What if this is true? What if we don’t have to go out and transform the entire planet with our actions? What if all we have to do is find the “hidden light in all events and all people” and then do our best to share that light? I think a lot of us use the excuse that what can little-ole-me do in the face of so much suffering? A lot. We can listen. We can tell people and those we love stories of healing and wholeness. We can remind people that we, and they, are so much more than just human “doings” with a long list of accomplishments. I think it is important to continually tell each other that an authentic life filled with love, meaning, purpose and hope is far, far more rewarding than a long life of fear, suffering, hypocrisy, or insincerity.
Remen is convinced that the way to heal ourselves and the world is one story at a time, one person at a time. And that story doesn’t have to be grand, it just has to be the one we’ve been given to tell. She goes on to say that “…it’s our very wounds that enable us to make a difference. We are the right people, just as we are…. The fact is that life is full of losses and disappointments, and the art of living is to make of them something that can nourish others.”
I don’t know what your wounds are but if you, like me, have lived any length of time on this planet you have them. We all do. But most of the time we go around acting as though those wounds are an embarrassment that we need to hide. Then we go on to tell ourselves we are not good enough to help or heal others—let alone the world. Yet Remen says that stories are actually more important to us than food because they tell us who we are, what’s important to us, what is possible for us, and what we can call upon in the face of need. Remen also confirms that the story we decide to share with others about our losses and suffering determine the direction of the remainder of our life—we really do get to make it up.
Whenever we find someone willing to listen we each have the option of listing the “facts” or telling a deep story about our experiences. Sure the facts might be the “bones” of our lives, but let’s not forget it is the story that breathes aliveness into our world. In the end, what makes a story like Fried Green Tomatoes so wonderful isn’t the chronological details of the events, it is how alive and real Idgie and Ruth and the rest of them are as life unfolds with love, hope, loss, heartbreak and redemption. Perhaps the SMART approach is to be sure the stories we tell ourselves and others are as alive and rich. Then maybe, just maybe, we can help heal our little bit of the world right where we are.

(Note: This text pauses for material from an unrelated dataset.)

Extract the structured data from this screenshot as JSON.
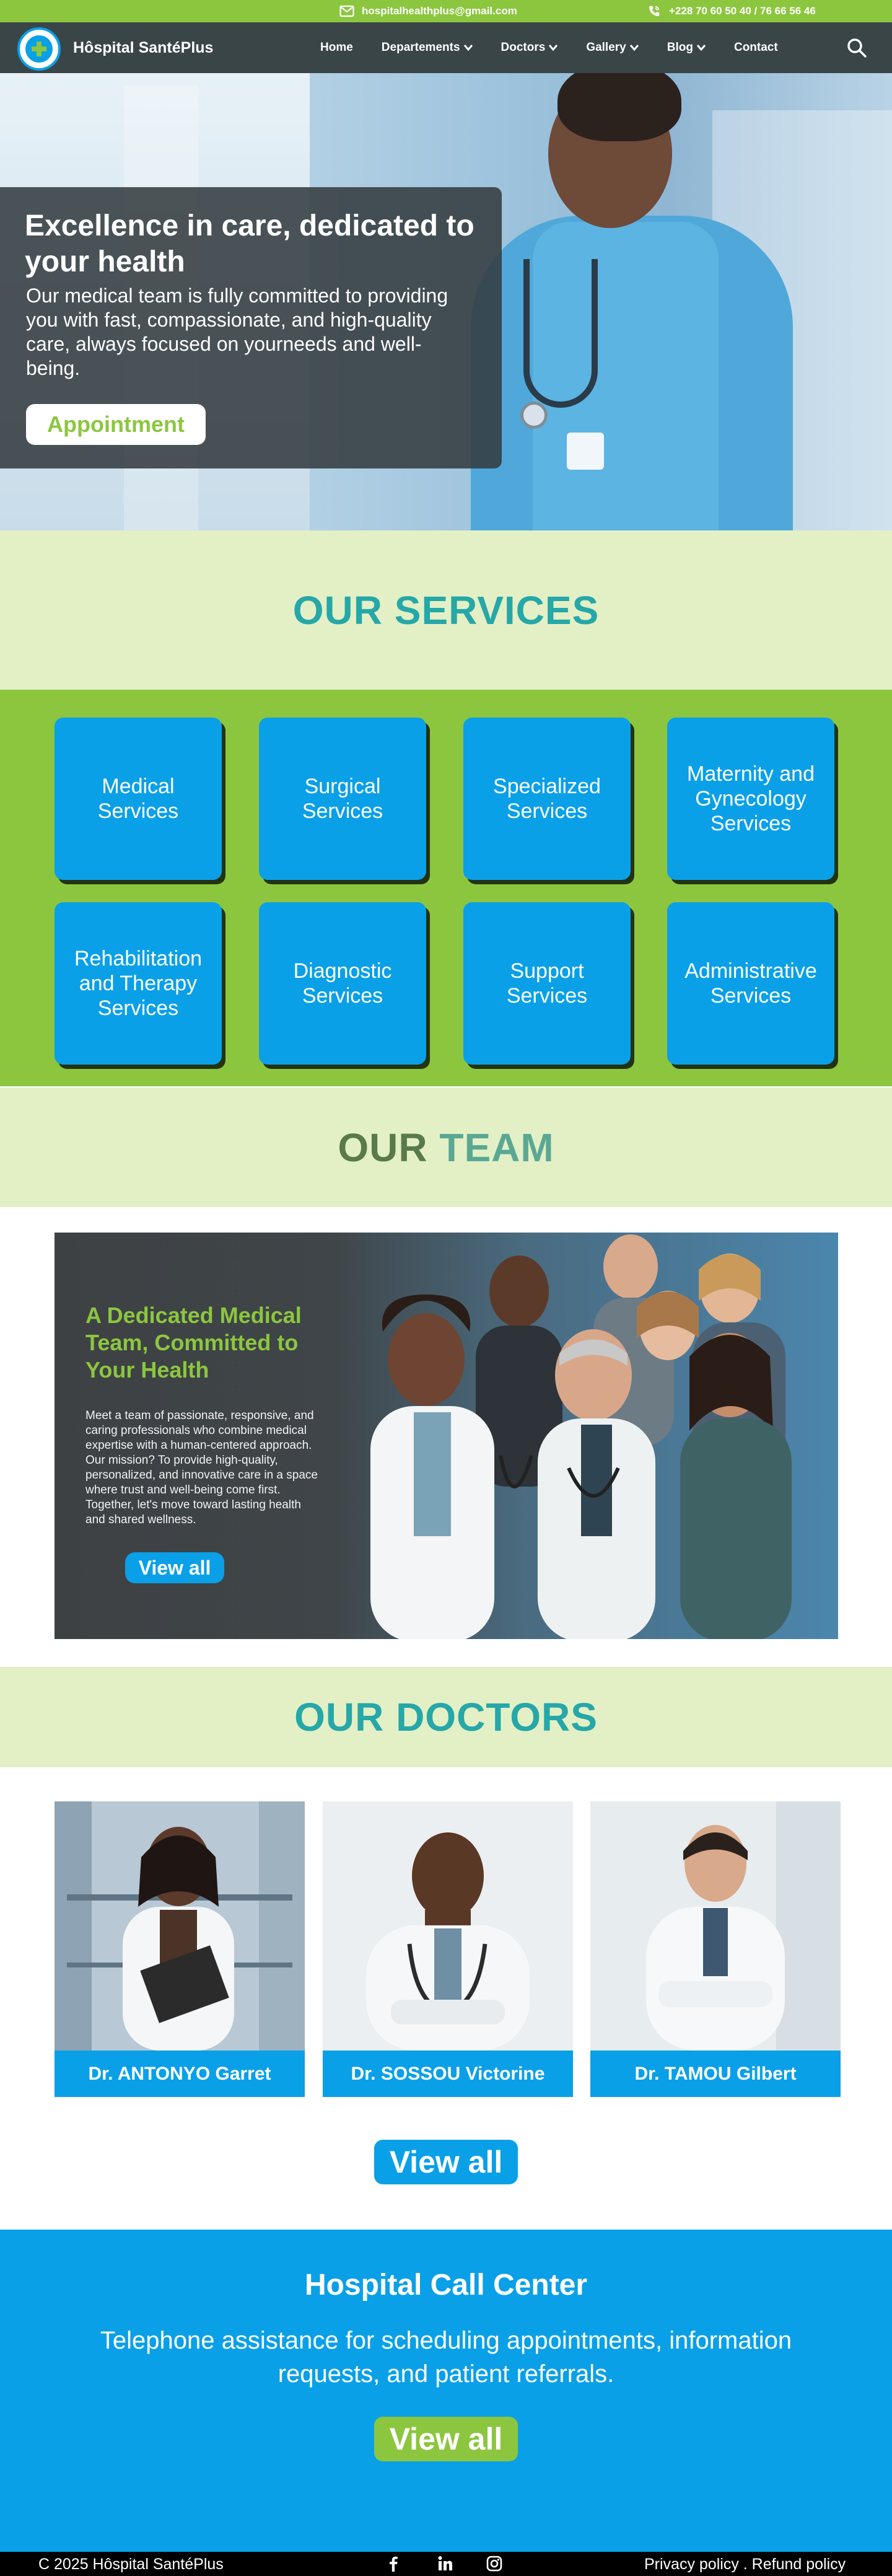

Okay, your turn. Do you believe stories have the ability to heal us? Do you agree with Remen that define who we are and where we are headed? Have you ever considered that your wounds just might hold the seed of what you can best share with the world? What stories do you most remember that inspire you? Please share your thoughts in the comments below.